Since automation disempowers the owners of robots, they face the loss of their ruling class status. They will try to resist this. There are a few weapons they may resort to. The first, and obvious, one is increased repression. But this only works in the short term. In the end, six billion people will prevail over a few thousands, if their only alternative is revolution or death by starvation.
Another possibility is war, as a kind of Global Potlacht. Massive destruction of everything, robots included, will prompt the necessity of reconstruction, and reenable the need for human, old-fashioned, grunt labour. The problem with this is that wars tend to go out of control, and this, combined with the availability of atomic weapons, posits the possibility that there are no winners, and indeed no survivor, in a post-scarcity war.
Then there is, as suggested, the possibility of the State distributing free money for everybody. This would solve the major problem: the lack of demand for commodities. If there is a basic income, handed out regardless of labour inputs, then demand is restored. But where does the State find the money to freely distribute? In our times, it levels taxes over both companies and workers. But this is possible because human labour creates value; in a robot-powered society, this becomes circular. The State takes money from companies, in the form of taxes, and distributes it to ex-workers, in the form of basic income, so that ex-workers can buy the companies' products. But evidently the companies cannot make profits like that, because the money they earn selling commodities is at most exactly the same money they pay as taxes. And the absurd of such system is glaring: why distribute money so that people can buy things, instead of simply distributing things themselves first place?

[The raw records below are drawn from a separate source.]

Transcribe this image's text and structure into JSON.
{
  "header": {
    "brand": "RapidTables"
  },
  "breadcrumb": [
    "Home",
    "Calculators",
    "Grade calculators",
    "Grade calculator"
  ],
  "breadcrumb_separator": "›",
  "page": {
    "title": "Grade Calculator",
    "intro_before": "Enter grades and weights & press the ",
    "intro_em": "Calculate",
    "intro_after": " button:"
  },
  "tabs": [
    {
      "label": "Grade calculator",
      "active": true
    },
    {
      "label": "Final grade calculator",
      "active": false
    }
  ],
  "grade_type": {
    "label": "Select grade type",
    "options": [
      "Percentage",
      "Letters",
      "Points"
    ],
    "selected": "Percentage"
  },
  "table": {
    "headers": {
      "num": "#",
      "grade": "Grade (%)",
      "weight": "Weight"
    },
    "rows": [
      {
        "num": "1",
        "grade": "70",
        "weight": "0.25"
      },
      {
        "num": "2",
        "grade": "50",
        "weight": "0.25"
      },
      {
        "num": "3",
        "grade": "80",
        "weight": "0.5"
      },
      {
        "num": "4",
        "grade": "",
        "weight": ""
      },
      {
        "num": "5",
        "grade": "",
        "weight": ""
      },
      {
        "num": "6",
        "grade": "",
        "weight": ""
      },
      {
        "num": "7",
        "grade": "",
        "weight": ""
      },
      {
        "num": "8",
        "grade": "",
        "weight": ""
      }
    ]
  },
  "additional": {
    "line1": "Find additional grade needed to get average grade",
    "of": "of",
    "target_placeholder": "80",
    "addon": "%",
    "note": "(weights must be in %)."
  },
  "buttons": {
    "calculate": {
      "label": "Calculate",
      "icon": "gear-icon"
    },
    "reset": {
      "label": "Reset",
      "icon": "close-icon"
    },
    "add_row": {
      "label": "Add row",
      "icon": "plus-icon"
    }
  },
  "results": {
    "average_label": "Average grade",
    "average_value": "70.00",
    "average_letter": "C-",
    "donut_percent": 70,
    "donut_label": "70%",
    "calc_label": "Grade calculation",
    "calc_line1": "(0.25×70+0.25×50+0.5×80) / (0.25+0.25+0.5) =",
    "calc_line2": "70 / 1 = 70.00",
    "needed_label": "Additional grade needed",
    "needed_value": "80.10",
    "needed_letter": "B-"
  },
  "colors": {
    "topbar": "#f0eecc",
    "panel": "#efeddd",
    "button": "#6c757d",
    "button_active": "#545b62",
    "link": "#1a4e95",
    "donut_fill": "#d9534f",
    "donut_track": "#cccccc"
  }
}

Also, these people being paid for nothing won't just stare at their roofs in between their monthly payments: they will do other things, and it is quite possible that those other things become much more relevant than the production of things by means or robots (so, what they do with their now completely free time? Drug themselves into oblivion? Prepare for rebellion and revolution? Kill each others in pointless gang wars? Build a completely new "economy" not premised on robot-staffed plants? A bit of any number of those things?
So, in short, what you are proposing is a society based in the following pillars:
Fully automated production, dispensing with human labour;
Generalised commodification of production;
Private property of means of production.
Such a society would be very unstable and would disaggregate in a very short span of time. It would have do abandon at least one of its premises in order to survive (destroy its robots in order to make room for reconstruction, distribute products freely to overcome universal market glut, or turn companies into public enterprises to remove the whip of competition/profitability).
You can obviously disregard all of this; Frank Herbert made a fortune by writing and selling a fantasy about a universe with space travelling barons and viscounts. It all depends on being able to overcome the incredulity of readers. He didn't overcome mine, so I never bought a second book, but he managed to do it to hundreds of thousands of other people. Part of the secret is to refrain from any earnest attempt to explain how things could historically evolve into such situation. You present things as a given, just like a hi-fantasy writer would, and hope no one will question the fact that people can kill each others by shouting Avada Kedavra, or the fact that a planet's economy is built upon the commodification and selling of "spice" and yet be privately owned by a noble family whose power is premised on personal, non-tradeable, loyalty.